- Jonny Muir’s Heights of Madness blog has a guest post from me on the writing of Running Hard
- Ceris Jones discusses the design of the book cover (plus the other 2 in the fell running trilogy) with the designer, Heather
- Ed Price has written a review of the book on his blog
On Tuesday 17th October three further stops will be at:
- Steve Birkinshaw’s blog, where I have written a guest post on hard training (one of the book’s themes)
- The sabbatycle blog for a discussion between Dan Haw and I on Kenny Stuart and John Wild’s training methods and their applicability to a modern fell runner (Dan)
- Running legend Nicky Spinks’ blog for her review of the book
Finally, on Wednesday 18th October the last three stops on the tour will be:
- The Young Feller blog for a Q&A session between Cal Ferguson and I on running on the fells
- a review of the book by runner and author Moire O’Sullivan on her blog
- An extract from Running Hard on Ben Mounsey’s blog
The paperback version of Running Hard will be published on Thursday 19th October and can be obtained from all good bookshops and online at Amazon.
About the book
Running Hard: the story of a rivalry. Sandstone Press. Format: Paperback. ISBN: 9781910985946. Publication Date: 19/10/2017. RRP: £9.99
For one brilliant season in 1983 the sport of fell running was dominated by the two huge talents of John Wild and Kenny Stuart. Wild was an incomer to the sport from road running and track. Stuart was born to the fells, but an outcast because of his move from professional to amateur. Together they destroyed the record book, only determining who was top by a few seconds in the last race of the season. Running Hard is the story of that season, and an inside, intimate look at the two men.
About the author
Steve Chilton is a committed runner and qualified athletics coach with considerable experience of fell running. He is a long-time member of the Fell Runners Association (FRA). He formerly worked at Middlesex University where he was Lead Academic Developer. He has written two other books: It’s a Hill, Get Over It won the Bill Rollinson Prize in 2014; The Round: In Bob Graham’s footsteps was shortlisted for the TGO Awards Outdoor Book of the Year 2015 and the Lakeland Book of the Year Award 2016.

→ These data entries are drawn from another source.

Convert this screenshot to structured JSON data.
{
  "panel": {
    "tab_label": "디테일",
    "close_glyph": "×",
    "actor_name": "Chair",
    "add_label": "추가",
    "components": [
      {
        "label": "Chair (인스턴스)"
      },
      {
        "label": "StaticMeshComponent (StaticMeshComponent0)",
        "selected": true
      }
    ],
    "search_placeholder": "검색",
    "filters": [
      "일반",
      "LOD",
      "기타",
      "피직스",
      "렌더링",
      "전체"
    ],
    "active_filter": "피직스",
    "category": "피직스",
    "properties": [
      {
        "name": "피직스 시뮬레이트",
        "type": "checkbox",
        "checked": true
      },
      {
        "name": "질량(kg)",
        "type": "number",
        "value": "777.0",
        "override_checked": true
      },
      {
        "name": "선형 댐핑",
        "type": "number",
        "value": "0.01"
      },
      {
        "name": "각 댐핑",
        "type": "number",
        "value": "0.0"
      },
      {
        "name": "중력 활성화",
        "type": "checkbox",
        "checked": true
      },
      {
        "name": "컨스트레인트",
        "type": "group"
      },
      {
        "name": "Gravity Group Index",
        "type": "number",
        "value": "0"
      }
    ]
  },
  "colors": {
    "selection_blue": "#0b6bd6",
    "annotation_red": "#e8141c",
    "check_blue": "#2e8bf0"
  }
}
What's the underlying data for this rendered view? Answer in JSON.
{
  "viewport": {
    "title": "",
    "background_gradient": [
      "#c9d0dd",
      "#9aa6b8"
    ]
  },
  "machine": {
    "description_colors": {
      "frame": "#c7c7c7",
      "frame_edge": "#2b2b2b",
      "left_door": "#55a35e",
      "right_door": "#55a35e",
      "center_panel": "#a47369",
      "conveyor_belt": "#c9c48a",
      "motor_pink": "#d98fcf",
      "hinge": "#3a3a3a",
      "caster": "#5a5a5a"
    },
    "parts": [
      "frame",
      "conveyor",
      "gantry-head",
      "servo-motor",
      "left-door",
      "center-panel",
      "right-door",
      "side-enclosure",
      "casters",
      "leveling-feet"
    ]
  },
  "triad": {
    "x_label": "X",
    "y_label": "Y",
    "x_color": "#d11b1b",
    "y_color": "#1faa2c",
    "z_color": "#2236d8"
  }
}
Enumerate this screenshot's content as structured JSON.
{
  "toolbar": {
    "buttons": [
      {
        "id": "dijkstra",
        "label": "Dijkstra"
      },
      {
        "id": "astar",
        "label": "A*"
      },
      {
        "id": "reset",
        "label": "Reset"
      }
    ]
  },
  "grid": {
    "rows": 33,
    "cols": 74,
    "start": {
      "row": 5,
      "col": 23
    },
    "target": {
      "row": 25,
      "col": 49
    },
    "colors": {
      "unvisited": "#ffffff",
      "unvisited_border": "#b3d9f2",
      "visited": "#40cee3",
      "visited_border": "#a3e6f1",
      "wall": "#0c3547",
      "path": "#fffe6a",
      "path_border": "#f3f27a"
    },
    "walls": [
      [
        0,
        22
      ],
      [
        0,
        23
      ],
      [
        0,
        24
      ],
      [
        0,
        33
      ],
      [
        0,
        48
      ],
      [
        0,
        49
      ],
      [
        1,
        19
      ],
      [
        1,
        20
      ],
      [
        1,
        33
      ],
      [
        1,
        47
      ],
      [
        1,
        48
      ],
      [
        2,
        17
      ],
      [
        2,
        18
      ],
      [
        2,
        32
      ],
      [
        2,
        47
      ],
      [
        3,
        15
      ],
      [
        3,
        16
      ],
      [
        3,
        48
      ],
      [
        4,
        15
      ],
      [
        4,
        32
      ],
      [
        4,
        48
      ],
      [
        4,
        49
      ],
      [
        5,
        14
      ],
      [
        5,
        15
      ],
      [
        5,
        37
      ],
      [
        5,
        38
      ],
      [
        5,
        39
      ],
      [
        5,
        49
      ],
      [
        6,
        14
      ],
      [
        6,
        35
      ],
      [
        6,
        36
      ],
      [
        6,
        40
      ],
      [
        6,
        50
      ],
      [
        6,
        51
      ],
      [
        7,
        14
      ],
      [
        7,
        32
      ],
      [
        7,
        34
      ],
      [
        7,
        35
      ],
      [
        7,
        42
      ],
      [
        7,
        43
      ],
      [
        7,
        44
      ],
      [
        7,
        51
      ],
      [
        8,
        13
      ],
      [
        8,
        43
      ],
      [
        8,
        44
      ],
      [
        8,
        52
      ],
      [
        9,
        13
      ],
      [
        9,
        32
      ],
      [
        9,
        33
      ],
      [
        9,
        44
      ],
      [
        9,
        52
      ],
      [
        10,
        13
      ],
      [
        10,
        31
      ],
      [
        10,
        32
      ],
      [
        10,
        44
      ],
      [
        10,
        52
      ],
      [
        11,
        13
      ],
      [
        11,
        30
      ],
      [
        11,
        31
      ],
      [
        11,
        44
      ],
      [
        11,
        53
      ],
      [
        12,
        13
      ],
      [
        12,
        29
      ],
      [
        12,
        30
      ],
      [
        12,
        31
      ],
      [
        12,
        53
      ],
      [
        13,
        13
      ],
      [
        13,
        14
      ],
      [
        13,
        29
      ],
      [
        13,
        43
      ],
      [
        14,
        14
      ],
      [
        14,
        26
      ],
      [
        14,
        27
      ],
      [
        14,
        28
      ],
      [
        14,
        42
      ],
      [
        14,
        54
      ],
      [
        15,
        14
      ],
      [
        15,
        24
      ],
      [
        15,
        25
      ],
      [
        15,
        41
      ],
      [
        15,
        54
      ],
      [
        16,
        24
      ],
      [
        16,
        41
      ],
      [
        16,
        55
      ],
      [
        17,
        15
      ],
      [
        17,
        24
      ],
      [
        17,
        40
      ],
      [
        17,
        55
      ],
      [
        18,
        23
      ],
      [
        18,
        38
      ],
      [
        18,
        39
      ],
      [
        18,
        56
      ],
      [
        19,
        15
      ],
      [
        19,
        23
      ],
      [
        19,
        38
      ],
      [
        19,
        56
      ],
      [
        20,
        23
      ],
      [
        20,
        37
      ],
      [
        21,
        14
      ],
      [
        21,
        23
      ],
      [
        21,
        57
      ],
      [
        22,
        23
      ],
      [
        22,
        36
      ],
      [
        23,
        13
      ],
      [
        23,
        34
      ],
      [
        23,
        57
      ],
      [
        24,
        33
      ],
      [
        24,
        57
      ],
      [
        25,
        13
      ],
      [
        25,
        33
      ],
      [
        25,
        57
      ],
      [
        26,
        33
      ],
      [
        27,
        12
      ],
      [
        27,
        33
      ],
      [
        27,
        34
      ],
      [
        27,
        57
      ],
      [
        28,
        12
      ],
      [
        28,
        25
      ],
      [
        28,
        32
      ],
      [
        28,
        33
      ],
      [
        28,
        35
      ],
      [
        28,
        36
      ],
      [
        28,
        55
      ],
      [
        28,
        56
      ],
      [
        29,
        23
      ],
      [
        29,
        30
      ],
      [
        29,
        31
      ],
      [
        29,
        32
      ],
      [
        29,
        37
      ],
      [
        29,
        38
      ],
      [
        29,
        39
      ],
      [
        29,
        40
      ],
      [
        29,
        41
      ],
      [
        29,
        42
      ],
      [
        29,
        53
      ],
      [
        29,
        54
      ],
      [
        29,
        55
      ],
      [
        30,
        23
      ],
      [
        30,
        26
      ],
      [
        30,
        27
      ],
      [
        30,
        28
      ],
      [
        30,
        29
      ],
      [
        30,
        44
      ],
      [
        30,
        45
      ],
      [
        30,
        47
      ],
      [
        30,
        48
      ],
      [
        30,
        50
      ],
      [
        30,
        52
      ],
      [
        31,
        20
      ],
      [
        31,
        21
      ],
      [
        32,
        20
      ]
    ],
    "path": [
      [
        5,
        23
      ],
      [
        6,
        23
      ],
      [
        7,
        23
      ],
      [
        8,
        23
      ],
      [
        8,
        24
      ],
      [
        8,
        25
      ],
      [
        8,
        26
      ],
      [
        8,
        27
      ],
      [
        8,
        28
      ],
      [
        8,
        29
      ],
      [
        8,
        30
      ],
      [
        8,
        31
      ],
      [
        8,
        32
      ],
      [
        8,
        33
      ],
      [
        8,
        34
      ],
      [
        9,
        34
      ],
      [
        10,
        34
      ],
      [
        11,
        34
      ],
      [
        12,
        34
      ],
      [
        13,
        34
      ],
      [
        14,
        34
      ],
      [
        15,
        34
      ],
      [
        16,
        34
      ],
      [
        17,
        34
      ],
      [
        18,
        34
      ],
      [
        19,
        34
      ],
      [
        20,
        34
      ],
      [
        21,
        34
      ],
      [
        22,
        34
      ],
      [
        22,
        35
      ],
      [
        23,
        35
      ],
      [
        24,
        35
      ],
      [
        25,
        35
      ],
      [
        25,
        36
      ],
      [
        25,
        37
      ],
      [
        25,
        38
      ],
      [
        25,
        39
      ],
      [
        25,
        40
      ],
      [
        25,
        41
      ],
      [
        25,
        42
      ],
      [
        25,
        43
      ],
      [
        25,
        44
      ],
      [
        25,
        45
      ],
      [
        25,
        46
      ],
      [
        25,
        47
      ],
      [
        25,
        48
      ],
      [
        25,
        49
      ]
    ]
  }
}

The formal launch of the book is on Fri 27 October in Skipton, where I will be in discussion with Kenny Stuart and Ben Mounsey [more info].
All three of my books on fell running are available from good bookshops and on Amazon. They are respectively: a history of the sport of fell running, the story of the Bob Graham Round, and the lives and achievements of two of the sport’s finest (Kenny Stuart and John Wild). Running Hard will be out in paperback next month, and will be launched at an event with Kenny Stuart and Ben Mounsey, helping raise money for The Brathay Trust and The Upper Wharfedale Fell Rescue Association.
I thought it might be interesting to see which of the blog posts seemed to strike a chord best, and were thus the most viewed each year since this blog has been going. [For the purposes of this review I am necessarily ignoring the homepage, which always shows up as the highest in the hit stats, yet obviously varies as new posts are published.]
For the first year (2013) it was a blog entitled Why I wrote ‘It’s a hill, get over it’, in which I give some background to how I came to write my first book, having as it seemed no previous inclination to do any such thing.
By the second year (2014) I had started thinking that I should write about almost anything BUT the books I was writing. So, the most viewed that year was Are we now a cafe society? Some of my favourites …. – a subject I had actually thought vaguely of writing a book about!
In 2015 my second book (The Round: in Bob Graham’s footsteps) came out, and I wrote a blog about my experience of supporting a friend’s Round, as a sort of tie in. Good game – a BGR from the roadside support viewpoint was the most viewed posting of that year.
By 2016 I was writing more blog posts (and books!), averaging a post every 3 weeks. The most popular of the year was about attending an amazing event at Brathay Hall to celebrate Joss Naylor’s 80th birthday. Evening with Joss, Billy and Kenny has been the most viewed post of all, so far.